#### WORK ITEM
For each entry, repeat the text exactly and omit any picture it holds.

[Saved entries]
════════════════
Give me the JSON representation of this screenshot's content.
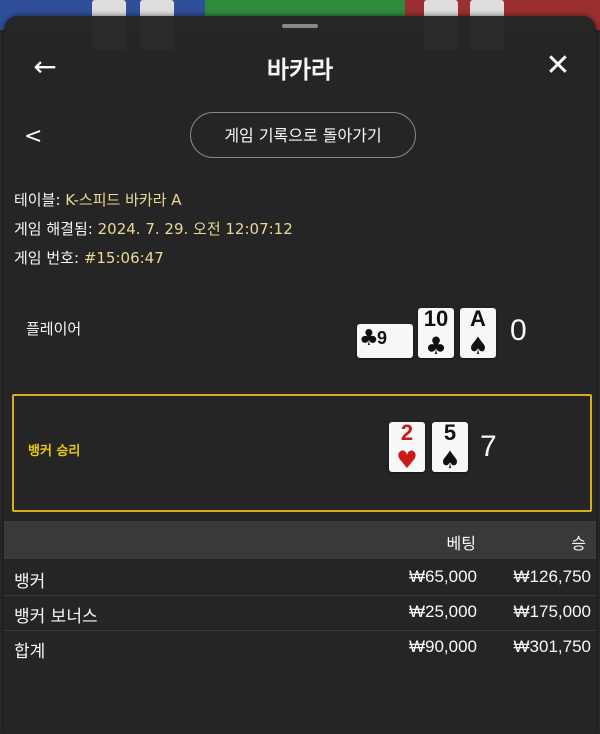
{
  "header": {
    "title": "바카라"
  },
  "subheader": {
    "history_button": "게임 기록으로 돌아가기"
  },
  "info": {
    "table_label": "테이블:",
    "table_value": "K-스피드 바카라 A",
    "resolved_label": "게임 해결됨:",
    "resolved_value": "2024. 7. 29. 오전 12:07:12",
    "number_label": "게임 번호:",
    "number_value": "#15:06:47"
  },
  "player": {
    "label": "플레이어",
    "cards": [
      {
        "rank": "9",
        "suit": "♣",
        "color": "black",
        "orientation": "sideways"
      },
      {
        "rank": "10",
        "suit": "♣",
        "color": "black"
      },
      {
        "rank": "A",
        "suit": "♠",
        "color": "black"
      }
    ],
    "score": "0"
  },
  "banker": {
    "label": "뱅커 승리",
    "cards": [
      {
        "rank": "2",
        "suit": "♥",
        "color": "red"
      },
      {
        "rank": "5",
        "suit": "♠",
        "color": "black"
      }
    ],
    "score": "7"
  },
  "bets": {
    "headers": {
      "bet": "베팅",
      "win": "승"
    },
    "rows": [
      {
        "name": "뱅커",
        "bet": "₩65,000",
        "win": "₩126,750"
      },
      {
        "name": "뱅커 보너스",
        "bet": "₩25,000",
        "win": "₩175,000"
      }
    ],
    "total": {
      "name": "합계",
      "bet": "₩90,000",
      "win": "₩301,750"
    }
  },
  "colors": {
    "accent_gold": "#d8b41c",
    "banker_label": "#f0d010",
    "info_value": "#f3df9a"
  }
}
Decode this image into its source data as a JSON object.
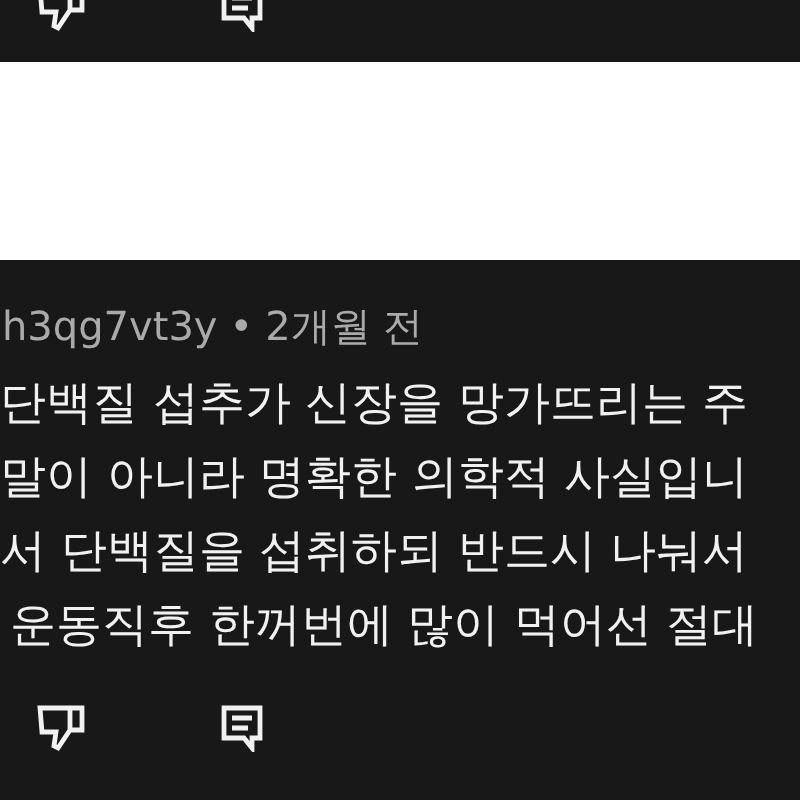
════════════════
#### EXERCISE ANSWER
Give me the JSON representation of this screenshot's content.
{
  "header": {
    "title": "바카라"
  },
  "subheader": {
    "history_button": "게임 기록으로 돌아가기"
  },
  "info": {
    "table_label": "테이블:",
    "table_value": "K-스피드 바카라 A",
    "resolved_label": "게임 해결됨:",
    "resolved_value": "2024. 7. 29. 오전 12:07:12",
    "number_label": "게임 번호:",
    "number_value": "#15:06:47"
  },
  "player": {
    "label": "플레이어",
    "cards": [
      {
        "rank": "9",
        "suit": "♣",
        "color": "black",
        "orientation": "sideways"
      },
      {
        "rank": "10",
        "suit": "♣",
        "color": "black"
      },
      {
        "rank": "A",
        "suit": "♠",
        "color": "black"
      }
    ],
    "score": "0"
  },
  "banker": {
    "label": "뱅커 승리",
    "cards": [
      {
        "rank": "2",
        "suit": "♥",
        "color": "red"
      },
      {
        "rank": "5",
        "suit": "♠",
        "color": "black"
      }
    ],
    "score": "7"
  },
  "bets": {
    "headers": {
      "bet": "베팅",
      "win": "승"
    },
    "rows": [
      {
        "name": "뱅커",
        "bet": "₩65,000",
        "win": "₩126,750"
      },
      {
        "name": "뱅커 보너스",
        "bet": "₩25,000",
        "win": "₩175,000"
      }
    ],
    "total": {
      "name": "합계",
      "bet": "₩90,000",
      "win": "₩301,750"
    }
  },
  "colors": {
    "accent_gold": "#d8b41c",
    "banker_label": "#f0d010",
    "info_value": "#f3df9a"
  }
}
Decode this image into its source data as a JSON object.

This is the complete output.